November 30, 2015 – Joanna Lewis is an associate professor of Science, Technology and International Affairs (STIA) at the School of Foreign Service who will speak in Paris alongside events of the 2015 United Nations Climate Change Conference, also known as COP 21, which begins today.
Lewis' research focuses on energy, environment and innovation in China, including renewable energy industry development and climate change policy. Her recent book, Green Innovation in China: China’s Wind Power Industry and the Global Transition to a Low-Carbon Economy, was awarded the 2014 Harold and Margaret Sprout Award by the International Studies Association.
Read her recent paper on China's non-fossil energy target and how the country's methodology for calculating the target is neither transparently reported nor widely understood, in the presitigious journal Science.
Below, the professor lists Five Things We Should Know About the Climate Paris Talks. For more information about the discussions involving Lewis and Georgetown Climate Center Executive Director Vicki Arroyo, visit the article entitled "Faculty Members to Speak in Paris Alongside Climate Change Talks."
1. What exactly is “COP 21”?
“COP” is “Conference of the Parties” to the 1992 United Nations Framework Convention on Climate Change. The meeting in Paris is the 21st “COP,” and it’s also the 11th Meeting of the Parties to the Kyoto Protocol. While the Kyoto Protocol was the first climate agreement that included legally binding commitments for countries to reduce greenhouse gas emissions, it only included targets for the wealthier countries. It was never ratified by the United States, and Japan, Canada and Russia have since withdrawn from the agreement. But ever since COP 15 in Copenhagen, countries have been working towards an even more inclusive international agreement, which is supposed to be finalized in Paris.
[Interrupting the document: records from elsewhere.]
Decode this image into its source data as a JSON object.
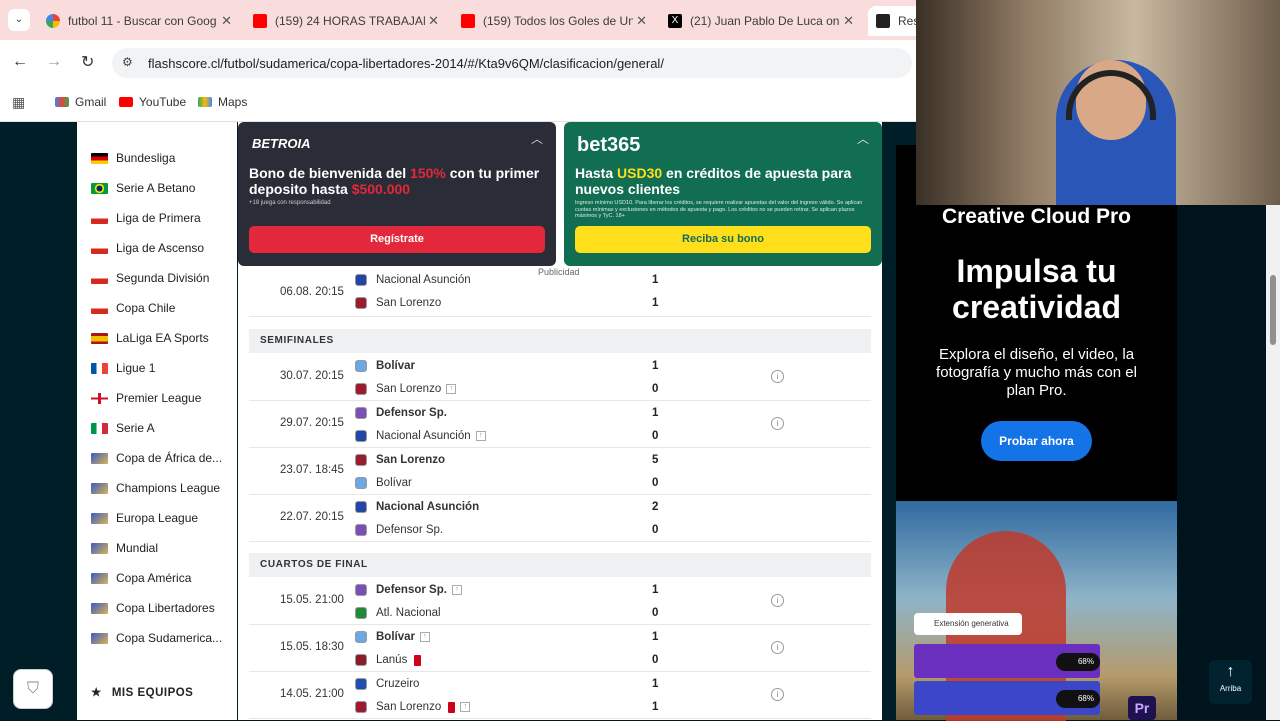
{
  "tabs": [
    {
      "title": "futbol 11 - Buscar con Goog",
      "icon": "google-icon"
    },
    {
      "title": "(159) 24 HORAS TRABAJANDO",
      "icon": "youtube-icon"
    },
    {
      "title": "(159) Todos los Goles de Un",
      "icon": "youtube-icon"
    },
    {
      "title": "(21) Juan Pablo De Luca on",
      "icon": "x-icon"
    },
    {
      "title": "Res",
      "icon": "flashscore-icon"
    }
  ],
  "address": "flashscore.cl/futbol/sudamerica/copa-libertadores-2014/#/Kta9v6QM/clasificacion/general/",
  "bookmarks": [
    "Gmail",
    "YouTube",
    "Maps"
  ],
  "sidebar": {
    "items": [
      {
        "label": "Bundesliga",
        "flag": "de"
      },
      {
        "label": "Serie A Betano",
        "flag": "br"
      },
      {
        "label": "Liga de Primera",
        "flag": "cl"
      },
      {
        "label": "Liga de Ascenso",
        "flag": "cl"
      },
      {
        "label": "Segunda División",
        "flag": "cl"
      },
      {
        "label": "Copa Chile",
        "flag": "cl"
      },
      {
        "label": "LaLiga EA Sports",
        "flag": "es"
      },
      {
        "label": "Ligue 1",
        "flag": "fr"
      },
      {
        "label": "Premier League",
        "flag": "en"
      },
      {
        "label": "Serie A",
        "flag": "it"
      },
      {
        "label": "Copa de África de...",
        "flag": "world"
      },
      {
        "label": "Champions League",
        "flag": "world"
      },
      {
        "label": "Europa League",
        "flag": "world"
      },
      {
        "label": "Mundial",
        "flag": "world"
      },
      {
        "label": "Copa América",
        "flag": "world"
      },
      {
        "label": "Copa Libertadores",
        "flag": "world"
      },
      {
        "label": "Copa Sudamerica...",
        "flag": "world"
      }
    ],
    "my_teams": "MIS EQUIPOS"
  },
  "ads": {
    "betroia": {
      "logo": "BETROIA",
      "headline1": "Bono de bienvenida del ",
      "pct": "150%",
      "headline2": " con tu primer deposito hasta ",
      "amount": "$500.000",
      "small": "+18 juega con responsabilidad",
      "button": "Regístrate"
    },
    "bet365": {
      "logo": "bet365",
      "headline1": "Hasta ",
      "amount": "USD30",
      "headline2": " en créditos de apuesta para nuevos clientes",
      "small": "Ingreso mínimo USD10. Para liberar los créditos, se requiere realizar apuestas del valor del ingreso válido. Se aplican cuotas mínimas y exclusiones en métodos de apuesta y pago. Los créditos no se pueden retirar. Se aplican plazos máximos y TyC. 18+",
      "button": "Reciba su bono"
    },
    "label": "Publicidad"
  },
  "results": {
    "top": {
      "time": "06.08. 20:15",
      "home": "Nacional Asunción",
      "away": "San Lorenzo",
      "hs": "1",
      "as": "1"
    },
    "semis_title": "SEMIFINALES",
    "semis": [
      {
        "time": "30.07. 20:15",
        "home": "Bolívar",
        "away": "San Lorenzo",
        "hs": "1",
        "as": "0"
      },
      {
        "time": "29.07. 20:15",
        "home": "Defensor Sp.",
        "away": "Nacional Asunción",
        "hs": "1",
        "as": "0"
      },
      {
        "time": "23.07. 18:45",
        "home": "San Lorenzo",
        "away": "Bolívar",
        "hs": "5",
        "as": "0"
      },
      {
        "time": "22.07. 20:15",
        "home": "Nacional Asunción",
        "away": "Defensor Sp.",
        "hs": "2",
        "as": "0"
      }
    ],
    "qf_title": "CUARTOS DE FINAL",
    "qf": [
      {
        "time": "15.05. 21:00",
        "home": "Defensor Sp.",
        "away": "Atl. Nacional",
        "hs": "1",
        "as": "0"
      },
      {
        "time": "15.05. 18:30",
        "home": "Bolívar",
        "away": "Lanús",
        "hs": "1",
        "as": "0"
      },
      {
        "time": "14.05. 21:00",
        "home": "Cruzeiro",
        "away": "San Lorenzo",
        "hs": "1",
        "as": "1"
      }
    ]
  },
  "right_ad": {
    "brand": "Creative Cloud Pro",
    "title": "Impulsa tu creatividad",
    "body": "Explora el diseño, el video, la fotografía y mucho más con el plan Pro.",
    "cta": "Probar ahora",
    "chip": "Extensión generativa",
    "pct1": "68%",
    "pct2": "68%",
    "app": "Pr"
  },
  "back_to_top": "Arriba"
}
2. Why is COP 21 so important?
COP 21 is the most important climate negotiation since COP 15 in Copenhagen. While COP 15 was widely reported as a failure since it didn’t produce a new international treaty, it was actually quite successful in that it was the first time many developing countries pledged targets to reduce their greenhouse gas emissions. Since Copenhagen, both developed and developing countries have been working to negotiate a new agreement. As of Nov. 25 of this year, 150 “INDCs” have been submitted by countries ranging from Afghanistan to Zimbabwe and cover the post-2020 period where the Copenhagen agreements left off.
3. What is an INDC?
An “INDC” is an “Intended Nationally Determined Contribution.” In preparation for COP 21, countries have publically outlined what climate actions they intend to take in the context of a new climate agreement. The INDCs include a range of actions, such as greenhouse gas reduction targets, renewable energy targets and deforestation targets, among other things. Countries representing 90 percent of global emissions have agreed to take on some form of action to reduce their greenhouse gas emission, which is pretty impressive.
4. What will a successful outcome in Paris look like?
The agreement in Paris will not solve the climate change problem, but it needs to be a good first step. The current INDCs, while an excellent start, are not ambitious enough. A strong agreement will allow for countries to gradually increase their targets going forward. The agreement needs to provide flexibility to get broad participation, but also have sufficient accountability to make sure countries follow through on their pledges. A key way to ensure we can understand each country’s pledges and track their progress is to have clear rules for how targets are reported so they can be easily understood by other countries. China, for example, has pledged an ambitious non-fossil energy target as part of its INDC, but its methodology for calculating this target is calculated using a methodology that is not transparently reported and not widely understood. This is the topic of a paper I recently wrote that was just published by the journal Science.
5. What will Georgetown be doing at COP 21?
The Georgetown delegation includes me and Vicki Arroyo, executive director of the Georgetown Climate Center at Georgetown Law. We are bringing two Georgetown undergraduates, Norah Berk (SFS ’16) and Alexandra Donovan (SFS ’17), as well as several state government officials who will participate in some of our events. We will be speaking in events alongside the official negotiations, and tracking the negotiations closely. For those who will be in Paris and want to attend our events, click here.